▶ Task requirements:
Tally the lines of the data below that contain the string "chevron". Give the tally and nothing else.

Top of Excerpted data

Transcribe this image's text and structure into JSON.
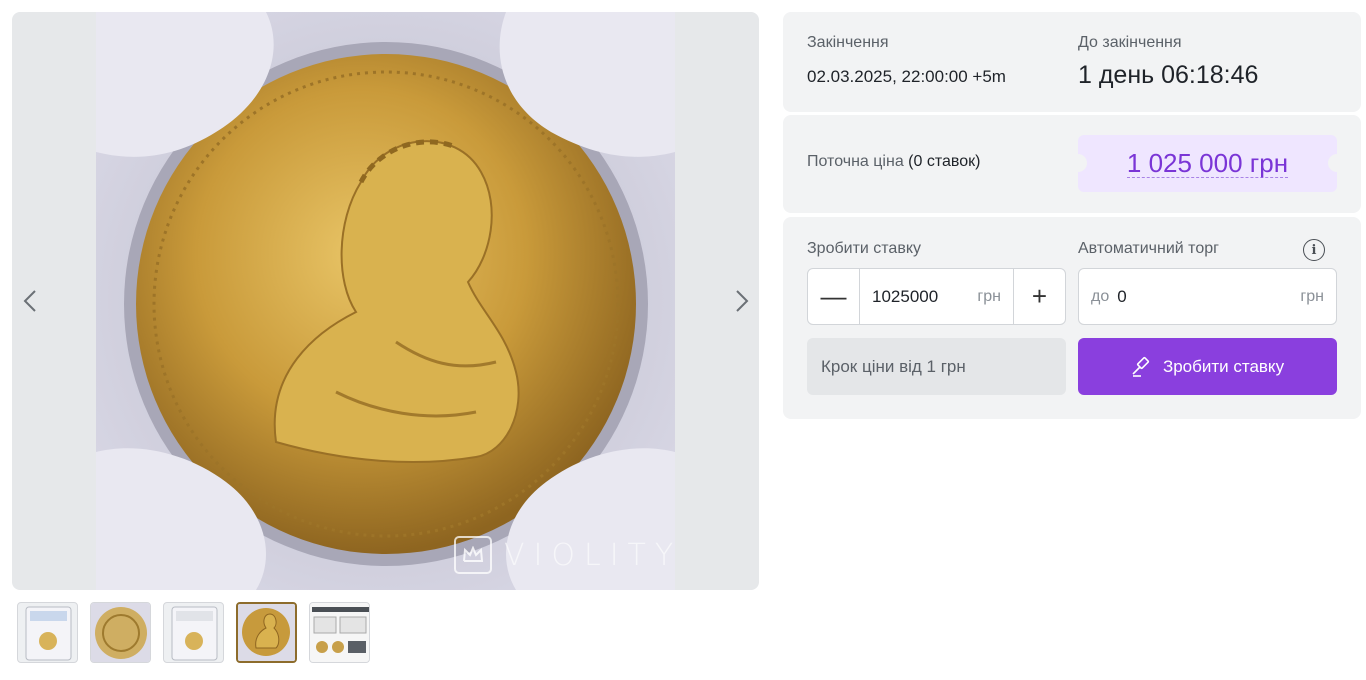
{
  "gallery": {
    "watermark_text": "VIOLITY",
    "prev_icon": "chevron-left-icon",
    "next_icon": "chevron-right-icon",
    "thumbnail_count": 5,
    "active_thumbnail_index": 4
  },
  "ending": {
    "label": "Закінчення",
    "value": "02.03.2025, 22:00:00 +5m"
  },
  "countdown": {
    "label": "До закінчення",
    "value": "1 день 06:18:46"
  },
  "price": {
    "label": "Поточна ціна",
    "bids": "(0 ставок)",
    "value": "1 025 000 грн"
  },
  "bid": {
    "label": "Зробити ставку",
    "minus": "—",
    "plus": "+",
    "amount": "1025000",
    "unit": "грн"
  },
  "auto": {
    "label": "Автоматичний торг",
    "prefix": "до",
    "value": "0",
    "unit": "грн",
    "info_icon": "info-icon"
  },
  "step_info": "Крок ціни від 1 грн",
  "bid_button": {
    "label": "Зробити ставку",
    "icon": "gavel-icon"
  },
  "colors": {
    "accent": "#8a3fde",
    "price": "#7a35d6",
    "price_bg": "#efe6ff",
    "panel_bg": "#f2f3f4"
  }
}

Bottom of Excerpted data

▶ Task solution:
2